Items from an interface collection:
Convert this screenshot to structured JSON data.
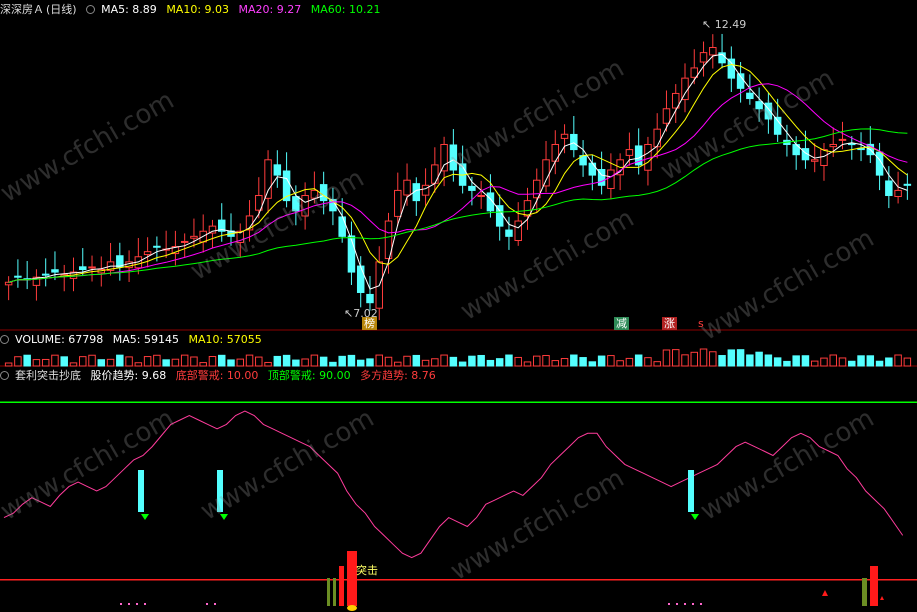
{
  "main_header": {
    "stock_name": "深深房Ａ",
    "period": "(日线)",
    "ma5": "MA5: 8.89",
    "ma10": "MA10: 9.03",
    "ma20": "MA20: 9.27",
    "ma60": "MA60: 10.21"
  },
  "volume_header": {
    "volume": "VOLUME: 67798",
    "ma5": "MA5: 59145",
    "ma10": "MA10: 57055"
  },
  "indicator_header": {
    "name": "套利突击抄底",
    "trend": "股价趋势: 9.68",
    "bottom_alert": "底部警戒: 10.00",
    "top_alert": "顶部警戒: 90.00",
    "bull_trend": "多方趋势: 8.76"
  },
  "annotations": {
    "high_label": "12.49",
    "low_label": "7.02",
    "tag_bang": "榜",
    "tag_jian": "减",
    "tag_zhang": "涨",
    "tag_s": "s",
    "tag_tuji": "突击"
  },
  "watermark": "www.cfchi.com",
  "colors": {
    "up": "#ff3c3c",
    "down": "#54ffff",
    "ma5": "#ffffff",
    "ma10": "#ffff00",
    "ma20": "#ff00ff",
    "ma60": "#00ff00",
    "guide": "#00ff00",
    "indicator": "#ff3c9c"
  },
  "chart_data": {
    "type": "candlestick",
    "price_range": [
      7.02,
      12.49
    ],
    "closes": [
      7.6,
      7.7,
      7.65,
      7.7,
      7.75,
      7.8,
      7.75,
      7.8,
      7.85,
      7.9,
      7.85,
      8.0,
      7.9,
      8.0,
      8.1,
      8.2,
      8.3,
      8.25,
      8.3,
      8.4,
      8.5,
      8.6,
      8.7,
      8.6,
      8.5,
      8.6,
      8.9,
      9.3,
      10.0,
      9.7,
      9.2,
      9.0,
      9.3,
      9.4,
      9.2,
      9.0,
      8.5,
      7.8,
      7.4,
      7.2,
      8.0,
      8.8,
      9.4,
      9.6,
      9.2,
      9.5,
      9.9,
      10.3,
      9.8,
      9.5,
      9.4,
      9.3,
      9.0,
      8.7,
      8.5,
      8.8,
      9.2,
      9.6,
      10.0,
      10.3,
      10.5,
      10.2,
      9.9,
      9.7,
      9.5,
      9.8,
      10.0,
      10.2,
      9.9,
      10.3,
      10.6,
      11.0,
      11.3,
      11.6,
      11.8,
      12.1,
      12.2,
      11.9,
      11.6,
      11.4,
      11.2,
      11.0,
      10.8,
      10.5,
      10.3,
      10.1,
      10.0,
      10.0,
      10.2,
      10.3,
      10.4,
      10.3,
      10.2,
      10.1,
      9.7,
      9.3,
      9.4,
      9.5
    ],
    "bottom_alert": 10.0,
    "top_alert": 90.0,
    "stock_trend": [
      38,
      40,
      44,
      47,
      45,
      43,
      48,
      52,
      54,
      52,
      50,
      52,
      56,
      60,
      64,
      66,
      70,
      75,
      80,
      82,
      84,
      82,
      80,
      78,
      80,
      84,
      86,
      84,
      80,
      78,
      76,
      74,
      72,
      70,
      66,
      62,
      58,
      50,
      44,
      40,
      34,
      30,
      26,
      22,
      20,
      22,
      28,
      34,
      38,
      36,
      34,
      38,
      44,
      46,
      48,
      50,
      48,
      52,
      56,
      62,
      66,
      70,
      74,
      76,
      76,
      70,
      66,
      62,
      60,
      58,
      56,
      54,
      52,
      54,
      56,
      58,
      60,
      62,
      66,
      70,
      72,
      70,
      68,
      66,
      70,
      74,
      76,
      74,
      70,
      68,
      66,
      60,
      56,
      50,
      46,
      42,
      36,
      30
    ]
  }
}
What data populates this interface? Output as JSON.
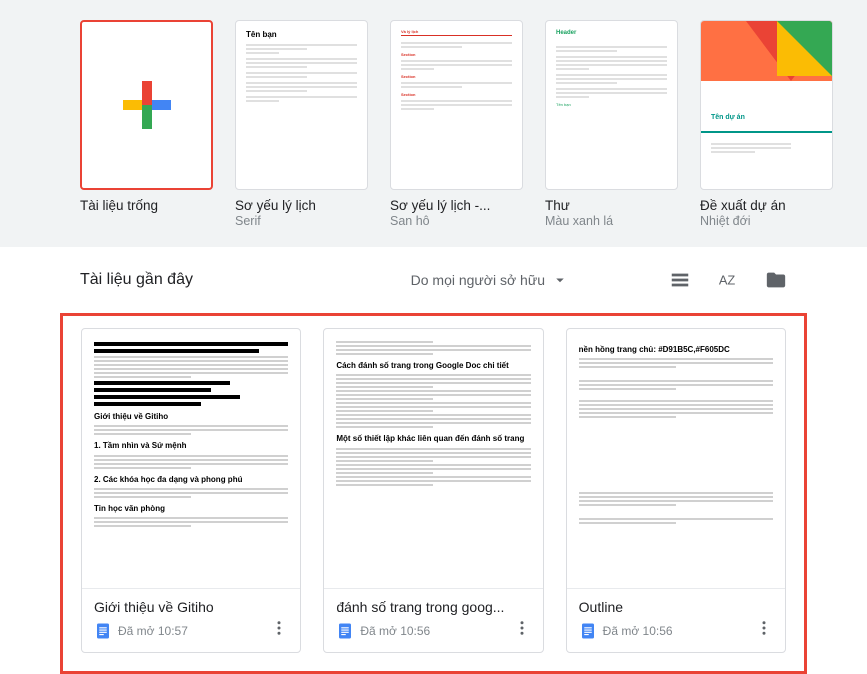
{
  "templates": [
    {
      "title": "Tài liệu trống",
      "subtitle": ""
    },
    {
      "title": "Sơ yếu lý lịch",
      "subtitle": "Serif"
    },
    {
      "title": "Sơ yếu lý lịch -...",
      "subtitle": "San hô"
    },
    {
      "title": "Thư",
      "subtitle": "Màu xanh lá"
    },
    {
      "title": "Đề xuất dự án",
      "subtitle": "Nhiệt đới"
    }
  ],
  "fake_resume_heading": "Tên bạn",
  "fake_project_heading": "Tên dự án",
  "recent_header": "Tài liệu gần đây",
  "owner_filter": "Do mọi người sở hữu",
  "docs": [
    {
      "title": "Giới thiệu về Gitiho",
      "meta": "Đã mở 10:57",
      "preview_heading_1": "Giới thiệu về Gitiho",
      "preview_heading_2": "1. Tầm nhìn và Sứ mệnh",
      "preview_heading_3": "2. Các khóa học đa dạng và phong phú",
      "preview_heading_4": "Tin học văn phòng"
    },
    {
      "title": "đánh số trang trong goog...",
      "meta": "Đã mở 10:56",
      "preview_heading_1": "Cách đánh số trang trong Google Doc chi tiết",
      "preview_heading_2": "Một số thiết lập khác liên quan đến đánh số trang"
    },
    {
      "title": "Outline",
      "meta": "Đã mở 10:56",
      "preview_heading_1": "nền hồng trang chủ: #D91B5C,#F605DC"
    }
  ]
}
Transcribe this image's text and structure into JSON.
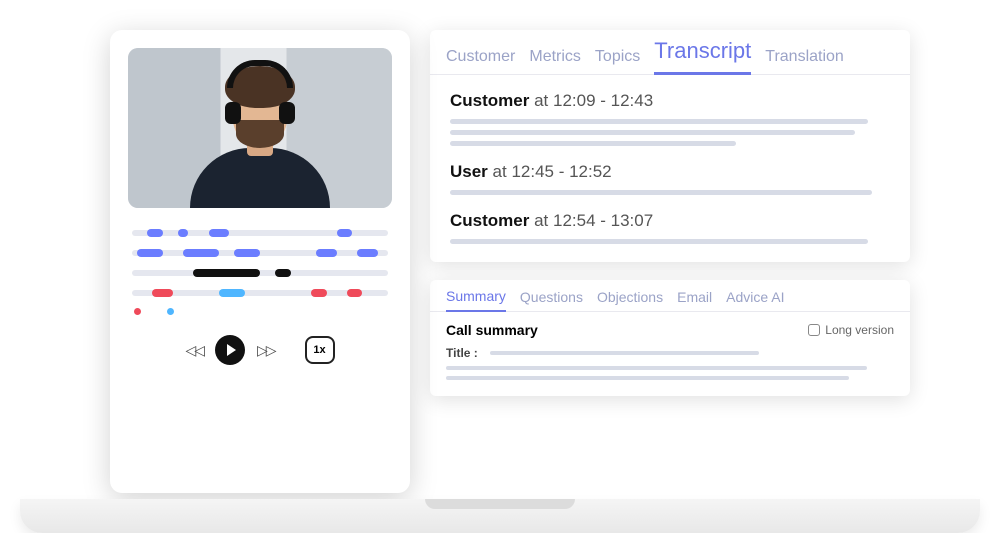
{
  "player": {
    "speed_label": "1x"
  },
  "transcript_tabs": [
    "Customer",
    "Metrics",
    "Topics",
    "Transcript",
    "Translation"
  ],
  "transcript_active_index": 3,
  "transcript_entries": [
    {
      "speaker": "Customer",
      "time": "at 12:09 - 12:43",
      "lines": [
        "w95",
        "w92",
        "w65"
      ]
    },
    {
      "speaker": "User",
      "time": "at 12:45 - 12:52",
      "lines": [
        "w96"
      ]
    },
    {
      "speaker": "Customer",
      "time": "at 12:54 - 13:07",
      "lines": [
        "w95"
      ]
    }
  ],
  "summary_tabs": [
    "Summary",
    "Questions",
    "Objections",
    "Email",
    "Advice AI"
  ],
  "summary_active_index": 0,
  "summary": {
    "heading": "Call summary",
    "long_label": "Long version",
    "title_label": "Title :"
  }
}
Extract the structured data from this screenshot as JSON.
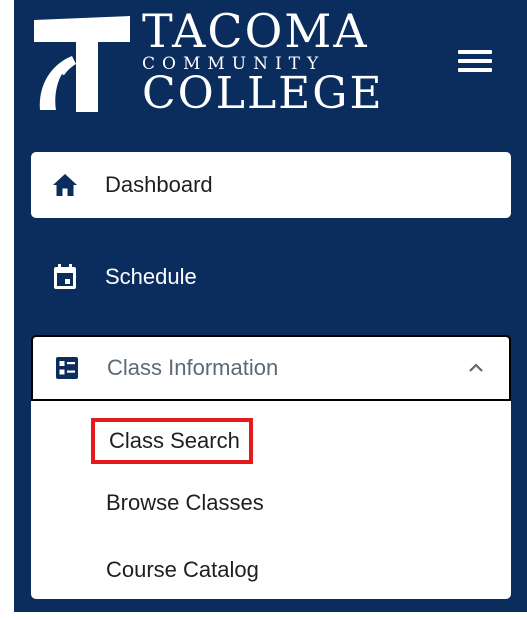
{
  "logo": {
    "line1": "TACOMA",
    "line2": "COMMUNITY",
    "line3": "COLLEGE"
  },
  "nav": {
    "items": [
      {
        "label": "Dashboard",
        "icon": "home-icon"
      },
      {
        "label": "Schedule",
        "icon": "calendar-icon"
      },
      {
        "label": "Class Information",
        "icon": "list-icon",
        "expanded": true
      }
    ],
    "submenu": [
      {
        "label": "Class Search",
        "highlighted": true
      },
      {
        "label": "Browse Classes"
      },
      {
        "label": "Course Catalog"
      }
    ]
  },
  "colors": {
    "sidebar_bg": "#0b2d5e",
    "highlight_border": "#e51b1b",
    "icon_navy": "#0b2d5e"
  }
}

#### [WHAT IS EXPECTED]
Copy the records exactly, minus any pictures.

#### [ANSWER SPACE]
Convert this screenshot to structured JSON data.
{
  "main_header": {
    "stock_name": "深深房Ａ",
    "period": "(日线)",
    "ma5": "MA5: 8.89",
    "ma10": "MA10: 9.03",
    "ma20": "MA20: 9.27",
    "ma60": "MA60: 10.21"
  },
  "volume_header": {
    "volume": "VOLUME: 67798",
    "ma5": "MA5: 59145",
    "ma10": "MA10: 57055"
  },
  "indicator_header": {
    "name": "套利突击抄底",
    "trend": "股价趋势: 9.68",
    "bottom_alert": "底部警戒: 10.00",
    "top_alert": "顶部警戒: 90.00",
    "bull_trend": "多方趋势: 8.76"
  },
  "annotations": {
    "high_label": "12.49",
    "low_label": "7.02",
    "tag_bang": "榜",
    "tag_jian": "减",
    "tag_zhang": "涨",
    "tag_s": "s",
    "tag_tuji": "突击"
  },
  "watermark": "www.cfchi.com",
  "colors": {
    "up": "#ff3c3c",
    "down": "#54ffff",
    "ma5": "#ffffff",
    "ma10": "#ffff00",
    "ma20": "#ff00ff",
    "ma60": "#00ff00",
    "guide": "#00ff00",
    "indicator": "#ff3c9c"
  },
  "chart_data": {
    "type": "candlestick",
    "price_range": [
      7.02,
      12.49
    ],
    "closes": [
      7.6,
      7.7,
      7.65,
      7.7,
      7.75,
      7.8,
      7.75,
      7.8,
      7.85,
      7.9,
      7.85,
      8.0,
      7.9,
      8.0,
      8.1,
      8.2,
      8.3,
      8.25,
      8.3,
      8.4,
      8.5,
      8.6,
      8.7,
      8.6,
      8.5,
      8.6,
      8.9,
      9.3,
      10.0,
      9.7,
      9.2,
      9.0,
      9.3,
      9.4,
      9.2,
      9.0,
      8.5,
      7.8,
      7.4,
      7.2,
      8.0,
      8.8,
      9.4,
      9.6,
      9.2,
      9.5,
      9.9,
      10.3,
      9.8,
      9.5,
      9.4,
      9.3,
      9.0,
      8.7,
      8.5,
      8.8,
      9.2,
      9.6,
      10.0,
      10.3,
      10.5,
      10.2,
      9.9,
      9.7,
      9.5,
      9.8,
      10.0,
      10.2,
      9.9,
      10.3,
      10.6,
      11.0,
      11.3,
      11.6,
      11.8,
      12.1,
      12.2,
      11.9,
      11.6,
      11.4,
      11.2,
      11.0,
      10.8,
      10.5,
      10.3,
      10.1,
      10.0,
      10.0,
      10.2,
      10.3,
      10.4,
      10.3,
      10.2,
      10.1,
      9.7,
      9.3,
      9.4,
      9.5
    ],
    "bottom_alert": 10.0,
    "top_alert": 90.0,
    "stock_trend": [
      38,
      40,
      44,
      47,
      45,
      43,
      48,
      52,
      54,
      52,
      50,
      52,
      56,
      60,
      64,
      66,
      70,
      75,
      80,
      82,
      84,
      82,
      80,
      78,
      80,
      84,
      86,
      84,
      80,
      78,
      76,
      74,
      72,
      70,
      66,
      62,
      58,
      50,
      44,
      40,
      34,
      30,
      26,
      22,
      20,
      22,
      28,
      34,
      38,
      36,
      34,
      38,
      44,
      46,
      48,
      50,
      48,
      52,
      56,
      62,
      66,
      70,
      74,
      76,
      76,
      70,
      66,
      62,
      60,
      58,
      56,
      54,
      52,
      54,
      56,
      58,
      60,
      62,
      66,
      70,
      72,
      70,
      68,
      66,
      70,
      74,
      76,
      74,
      70,
      68,
      66,
      60,
      56,
      50,
      46,
      42,
      36,
      30
    ]
  }
}
What data populates this interface? Output as JSON.
{
  "templates": [
    {
      "title": "Tài liệu trống",
      "subtitle": ""
    },
    {
      "title": "Sơ yếu lý lịch",
      "subtitle": "Serif"
    },
    {
      "title": "Sơ yếu lý lịch -...",
      "subtitle": "San hô"
    },
    {
      "title": "Thư",
      "subtitle": "Màu xanh lá"
    },
    {
      "title": "Đề xuất dự án",
      "subtitle": "Nhiệt đới"
    }
  ],
  "fake_resume_heading": "Tên bạn",
  "fake_project_heading": "Tên dự án",
  "recent_header": "Tài liệu gần đây",
  "owner_filter": "Do mọi người sở hữu",
  "docs": [
    {
      "title": "Giới thiệu về Gitiho",
      "meta": "Đã mở 10:57",
      "preview_heading_1": "Giới thiệu về Gitiho",
      "preview_heading_2": "1. Tầm nhìn và Sứ mệnh",
      "preview_heading_3": "2. Các khóa học đa dạng và phong phú",
      "preview_heading_4": "Tin học văn phòng"
    },
    {
      "title": "đánh số trang trong goog...",
      "meta": "Đã mở 10:56",
      "preview_heading_1": "Cách đánh số trang trong Google Doc chi tiết",
      "preview_heading_2": "Một số thiết lập khác liên quan đến đánh số trang"
    },
    {
      "title": "Outline",
      "meta": "Đã mở 10:56",
      "preview_heading_1": "nền hồng trang chủ: #D91B5C,#F605DC"
    }
  ]
}
Transcribe this image's text and structure into JSON.
{
  "player": {
    "speed_label": "1x"
  },
  "transcript_tabs": [
    "Customer",
    "Metrics",
    "Topics",
    "Transcript",
    "Translation"
  ],
  "transcript_active_index": 3,
  "transcript_entries": [
    {
      "speaker": "Customer",
      "time": "at 12:09 - 12:43",
      "lines": [
        "w95",
        "w92",
        "w65"
      ]
    },
    {
      "speaker": "User",
      "time": "at 12:45 - 12:52",
      "lines": [
        "w96"
      ]
    },
    {
      "speaker": "Customer",
      "time": "at 12:54 - 13:07",
      "lines": [
        "w95"
      ]
    }
  ],
  "summary_tabs": [
    "Summary",
    "Questions",
    "Objections",
    "Email",
    "Advice AI"
  ],
  "summary_active_index": 0,
  "summary": {
    "heading": "Call summary",
    "long_label": "Long version",
    "title_label": "Title :"
  }
}
Extract the structured data from this screenshot as JSON.
{
  "logo": {
    "line1": "TACOMA",
    "line2": "COMMUNITY",
    "line3": "COLLEGE"
  },
  "nav": {
    "items": [
      {
        "label": "Dashboard",
        "icon": "home-icon"
      },
      {
        "label": "Schedule",
        "icon": "calendar-icon"
      },
      {
        "label": "Class Information",
        "icon": "list-icon",
        "expanded": true
      }
    ],
    "submenu": [
      {
        "label": "Class Search",
        "highlighted": true
      },
      {
        "label": "Browse Classes"
      },
      {
        "label": "Course Catalog"
      }
    ]
  },
  "colors": {
    "sidebar_bg": "#0b2d5e",
    "highlight_border": "#e51b1b",
    "icon_navy": "#0b2d5e"
  }
}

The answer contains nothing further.